The Chronique amplifiée resembles other contemporary chronicles: it recounts the victories and failures of royalty, intended to edify and entertain, while also legitimatizing the divine right of the French kings by providing the monarchy with a spectacular lineage from ancient times. Many of the surviving manuscripts of this text are richly decorated, commissioned by the elite of fifteenth-century France.  There is no scholarly edition of the pre-1350 entries of the Chronique amplifiée and no early printed editions exist. A Latin edition of the Chronicon was published by H. Géraud (Paris, 1843), and two partial French versions by M. Bouquet (Paris, 1811) and F. Guizot (Paris, 1825); however, the French versions are translations from the Latin, not editions using the surviving French manuscripts. Comparison of this manuscript with Paris, BnF, MS français 2598 indicates that its text veers away after 1350 and is instead more consistent with the Paulin Paris edition’s final volume of the Grandes chronique (1838, vol. 6).
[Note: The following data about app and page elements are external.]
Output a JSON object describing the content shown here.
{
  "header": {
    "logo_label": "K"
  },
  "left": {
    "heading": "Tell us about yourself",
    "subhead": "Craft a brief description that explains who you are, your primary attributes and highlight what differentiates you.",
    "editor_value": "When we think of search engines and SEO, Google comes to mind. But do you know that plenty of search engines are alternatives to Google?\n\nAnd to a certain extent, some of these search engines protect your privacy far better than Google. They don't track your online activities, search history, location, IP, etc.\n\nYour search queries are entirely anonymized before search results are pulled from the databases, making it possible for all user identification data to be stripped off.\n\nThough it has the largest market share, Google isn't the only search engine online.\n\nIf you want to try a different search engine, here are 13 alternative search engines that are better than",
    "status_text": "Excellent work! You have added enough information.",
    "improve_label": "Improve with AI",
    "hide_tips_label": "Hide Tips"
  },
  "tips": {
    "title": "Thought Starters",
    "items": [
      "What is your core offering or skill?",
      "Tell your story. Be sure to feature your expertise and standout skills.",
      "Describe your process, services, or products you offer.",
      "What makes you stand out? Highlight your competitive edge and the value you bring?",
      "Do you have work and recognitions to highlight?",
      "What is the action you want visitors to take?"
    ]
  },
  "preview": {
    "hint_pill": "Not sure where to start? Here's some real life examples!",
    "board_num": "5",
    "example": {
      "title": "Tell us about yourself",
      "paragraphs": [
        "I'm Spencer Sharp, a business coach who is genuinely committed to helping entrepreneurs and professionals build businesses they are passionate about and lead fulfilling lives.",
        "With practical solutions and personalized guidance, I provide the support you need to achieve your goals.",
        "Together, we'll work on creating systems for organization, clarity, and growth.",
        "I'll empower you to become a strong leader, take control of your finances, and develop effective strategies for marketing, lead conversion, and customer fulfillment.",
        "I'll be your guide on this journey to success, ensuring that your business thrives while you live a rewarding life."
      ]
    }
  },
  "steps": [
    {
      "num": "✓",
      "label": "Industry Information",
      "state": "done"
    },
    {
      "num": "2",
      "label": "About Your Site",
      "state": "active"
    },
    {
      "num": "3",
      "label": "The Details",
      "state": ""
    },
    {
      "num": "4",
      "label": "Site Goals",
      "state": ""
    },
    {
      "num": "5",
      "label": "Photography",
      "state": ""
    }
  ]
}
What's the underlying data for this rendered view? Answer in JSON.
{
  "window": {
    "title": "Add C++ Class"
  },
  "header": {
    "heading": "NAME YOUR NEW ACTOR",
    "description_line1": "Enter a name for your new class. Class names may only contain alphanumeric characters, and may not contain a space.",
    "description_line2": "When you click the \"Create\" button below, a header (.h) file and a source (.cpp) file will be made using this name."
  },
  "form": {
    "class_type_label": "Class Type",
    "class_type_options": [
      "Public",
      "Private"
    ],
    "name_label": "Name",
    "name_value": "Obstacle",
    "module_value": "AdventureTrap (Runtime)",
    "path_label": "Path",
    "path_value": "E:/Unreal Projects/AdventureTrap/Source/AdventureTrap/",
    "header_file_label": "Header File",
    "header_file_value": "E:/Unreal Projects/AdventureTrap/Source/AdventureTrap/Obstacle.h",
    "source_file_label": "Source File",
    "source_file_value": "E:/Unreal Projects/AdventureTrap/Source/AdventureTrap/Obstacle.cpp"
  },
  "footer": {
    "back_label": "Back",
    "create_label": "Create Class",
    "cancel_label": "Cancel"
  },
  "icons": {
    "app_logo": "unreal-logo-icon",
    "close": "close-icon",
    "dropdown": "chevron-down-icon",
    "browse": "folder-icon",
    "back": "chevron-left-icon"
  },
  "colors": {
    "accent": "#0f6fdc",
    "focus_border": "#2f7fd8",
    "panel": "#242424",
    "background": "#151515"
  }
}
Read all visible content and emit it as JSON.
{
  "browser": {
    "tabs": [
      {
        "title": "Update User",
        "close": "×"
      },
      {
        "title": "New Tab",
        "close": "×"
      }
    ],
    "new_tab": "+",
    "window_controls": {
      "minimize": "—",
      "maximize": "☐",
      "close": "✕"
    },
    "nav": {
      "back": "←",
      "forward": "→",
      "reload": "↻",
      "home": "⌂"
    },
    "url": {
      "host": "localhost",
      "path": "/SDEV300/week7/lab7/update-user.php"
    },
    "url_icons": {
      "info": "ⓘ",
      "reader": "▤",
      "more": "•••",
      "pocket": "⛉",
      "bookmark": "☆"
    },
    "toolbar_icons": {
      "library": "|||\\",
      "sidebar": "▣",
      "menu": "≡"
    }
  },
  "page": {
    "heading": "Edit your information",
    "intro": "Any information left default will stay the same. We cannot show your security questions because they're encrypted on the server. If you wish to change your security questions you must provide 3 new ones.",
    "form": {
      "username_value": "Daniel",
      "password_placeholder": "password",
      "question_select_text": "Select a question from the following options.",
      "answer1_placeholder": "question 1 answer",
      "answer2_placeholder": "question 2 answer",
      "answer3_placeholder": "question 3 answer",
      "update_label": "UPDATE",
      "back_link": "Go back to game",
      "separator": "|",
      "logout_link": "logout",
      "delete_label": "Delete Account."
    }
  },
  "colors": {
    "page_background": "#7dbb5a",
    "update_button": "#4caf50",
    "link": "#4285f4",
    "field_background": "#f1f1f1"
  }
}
According to a 2013 study by Isabelle Guyot-Bachy, there are 31 whole or partial manuscripts containing the Chronique amplifiée; JONAS lists 33. This manuscript is not present on either list. Twenty manuscripts are held at the BnF, and only one – Baltimore, Walters Art Gallery MS W.306, terminating in the year 1285 – is in the United States. No known copies have reached market since the Walters acquisition in 1909 (de Fribois, 2006, p. 76). As witness to one of the most popular and influential medieval chronicles, it deserves further study to determine its place in the tradition of the Chronique amplifiée des rois de France.


Cognet, Louis. “Spirituality in Seventeenth-Century France: From Cartesianism to Quietism,” History of the Church, Vol. VI: The Church in the Age of Absolutism and Enlightenment, ed. by Hubert Jedin and John Dolan, trans. Gunther J. Holst, Freiburg, 1970; trans. and repr. New York, 1981, pp. 88-92.

De Fribois, Noël. Abregé des croniques de France, ed. Kathleen Daly, Paris, 2006.

Delisle, Léopold. “Mémoire sur les ouvrages de Guillaume de Nangis” Mémoires de l’Institut national de France 27.2 (1873), pp. 287-372.

Duguet, Jean-François. Feurs: mémoire de l'abbé J.-F. Duguet, 1660-1724, ed. by Vincent Durand, Saint-Etienne, 1880; repr. Montbrison, 2000.

Guyot-Bachy, Isabelle. “La Chronique abrégée des rois de France et les Grandes chroniques de France: concurrence ou complémentarité dans la construction d’une culture historique en France à la fin du Moyen Âge?” The Medieval Chronicle VIII, ed. by Erik Kooper and Sjoerd Levelt, Leiden, 2013, pp. 205-232.

Guyot-Bachy, Isabelle, and Jean-Marie Moeglin. “Comment ont été continuées les Grandes Chroniques de France dans la première moitié du XIVe siècle,” Bibliothèque de l'école des chartes 163.2 (2005), pp. 385-433.

Hindman, Sandra, and Gabrielle M. Spiegel, “The Fleur-de-Lis Frontispieces to Guillaume de Nangis's Chronique abrégée: Political Iconography in Late Fifteenth-Century France,” Viator 12 (1981), pp. 381-408.

Le grandes chroniques de France, Vol. 6, ed. by Paulin Paris (Paris, 1838). Available at https://books.google.nl/books?id=wLrRAAAAMAAJ&source=gbs_navlinks_s.

Spiegel, Gabrielle M. The Chronicle Tradition of Saint-Denis: A Survey (Brookline and Leiden, 1978).

Online Resources

Chronique amplifiée des rois de France dite de Guillaume de Nangis, JONAS record of known extant manuscripts. http://jonas.irht.cnrs.fr/consulter/oeuvre/detail_oeuvre.php?oeuvre=5277.

Bouquet, M. “Chronique (abrégée) de Guillaume de Nangis,” Recueil des historiens des Gaules et de la France, vol. 20 (Paris, 1811, repr. 1840-1904), pp. 647-653.


‘Flagellant’, Wikipedia. https://en.wikipedia.org/wiki/Flagellant.

Géraud, H. “De Guillaume de Nangis et de ses continuateurs,” Bibliothèque de l'École des chartes, 3 (1842), pp. 17-46.

Guizot, F. “Chronique de Guillaume de Nangis,” Collection des mémoires relatifs à l'histoire de France (Paris, 1825).

Digitization: https://gallica.bnf.fr/ark:/12148/bpt6k946086/f4.image.

Electronic Edition: https://fr.wikisource.org/wiki/Chronique_de_Guillaume_de_Nangis.

TM 1014